Putting the ‘camp’ into ‘campus’

It’s an urban legend that’s almost as popular as the old “the library is sinking because the architect forgot to take into account the weight of the books” myth.  Over the next couple of months, as new students arrive at universities up and down the country, there will be the annual resurgence of the rumour …

A Fresh Crop of Records

There has been a flurry of new documents, books and digital files arriving at Manuscripts & Special Collections these last few weeks (is it possible to have a flurry of digital files?). Here are just a few of the two dozen or so new acquisitions we have taken in since the start of the year. Reaping …

Celebrating Magna Carta

Eight hundred years ago today, King John affixed the Great Seal to Magna Carta, after a week of intense negotiations with the group of barons who had rebelled against his reign.

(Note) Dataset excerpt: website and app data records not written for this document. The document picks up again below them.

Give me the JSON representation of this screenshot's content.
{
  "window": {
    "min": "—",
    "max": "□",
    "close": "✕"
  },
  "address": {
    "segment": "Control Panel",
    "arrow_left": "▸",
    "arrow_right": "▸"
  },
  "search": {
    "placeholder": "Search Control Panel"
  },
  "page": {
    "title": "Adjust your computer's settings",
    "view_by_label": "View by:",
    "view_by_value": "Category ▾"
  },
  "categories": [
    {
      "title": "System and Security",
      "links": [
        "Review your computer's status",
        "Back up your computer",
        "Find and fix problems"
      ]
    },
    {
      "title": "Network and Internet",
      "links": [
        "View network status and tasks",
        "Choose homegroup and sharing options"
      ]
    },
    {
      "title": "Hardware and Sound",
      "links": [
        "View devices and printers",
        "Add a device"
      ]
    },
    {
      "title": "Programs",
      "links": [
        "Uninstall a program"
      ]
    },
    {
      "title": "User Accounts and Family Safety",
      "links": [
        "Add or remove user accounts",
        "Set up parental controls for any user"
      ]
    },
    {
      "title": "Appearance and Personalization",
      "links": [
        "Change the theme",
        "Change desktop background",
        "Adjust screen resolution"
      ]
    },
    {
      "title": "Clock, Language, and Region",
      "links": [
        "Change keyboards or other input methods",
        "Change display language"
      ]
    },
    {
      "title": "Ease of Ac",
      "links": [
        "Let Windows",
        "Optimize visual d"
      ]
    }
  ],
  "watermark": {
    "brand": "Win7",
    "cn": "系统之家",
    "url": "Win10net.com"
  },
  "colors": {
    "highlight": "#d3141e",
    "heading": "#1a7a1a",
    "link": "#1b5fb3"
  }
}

It is probably one of the most famous failed peace treaties in history. Like his father and older brother before him, John believed the divine …

A General History of Elections

From online voter registration to fixed Parliamentary terms, this General Election has seen a few ‘firsts’. In this post, we take a very quick tour of elections through the ages. A dull campaign? The art of eye-catching election addresses – the leaflets prospective parliamentary candidates send to people in the constituency – took a while …

One Born Every Minute

As William and Kate welcome their baby daughter into the world at the state-of-the-art private maternity ward The Lindo Wing of St Mary’s Hospital, we had a look back through our collections to see what childbirth was like in the 17th and 18th centuries. Traditionally, pregnancy and birth were social and domestic occurrences, which predominantly …

“Macaroni looks like serpents”: A Victorian arm-chair traveller’s guide to Europe

“Superficial, incomplete, trifling! Such is the true character of this book. Inaccurate we hope it is not…the world, old as she is, would not sit still for her picture.” So begins the 1849 book ‘Near Home, or The Countries of Europe Described’ by Favell Lee Mortimer, nee Bevan (1802-1878). Now almost forgotten, Mortimer wrote 16 …

The Morning After the Nay Before

For anyone who has somehow missed the extensive – and sometimes heated – campaign, this morning the results of the Scottish Independence Referendum were announced. The Union between Scotland and England has been in force since May 1707, after both the Scottish and English Parliaments had passed their own separate Acts ratifying the Treaty of Union. …

All Orders Promptly Executed

Fifty years ago today, 13 August 1964, the last two people to be executed in the United Kingdom were hanged. The victim was a 53 year old van driver named John West, who was killed during a robbery in his home that went wrong four months earlier. A neighbour had been awoken in the middle of …

Fighting Footballers

On 6th August 1914, the Nottingham Guardian reported that three Nottingham Forest players, who were Army Reservists, had been called up. Within days of Britain declaring war on Germany they had, along with many hundreds of other Nottinghamshire reservists, left their homes and families to join their regiments. William Fiske (or Fisk) was born in …

Manuscripts in the Media

As a University department, it’s not surprising that many of the enquirers who contact us and visitors to the Reading Room are academics and students, both from The University of Nottingham and other institutions. What people often don’t appreciate is how often we are approached by the media, either during their initial research or because …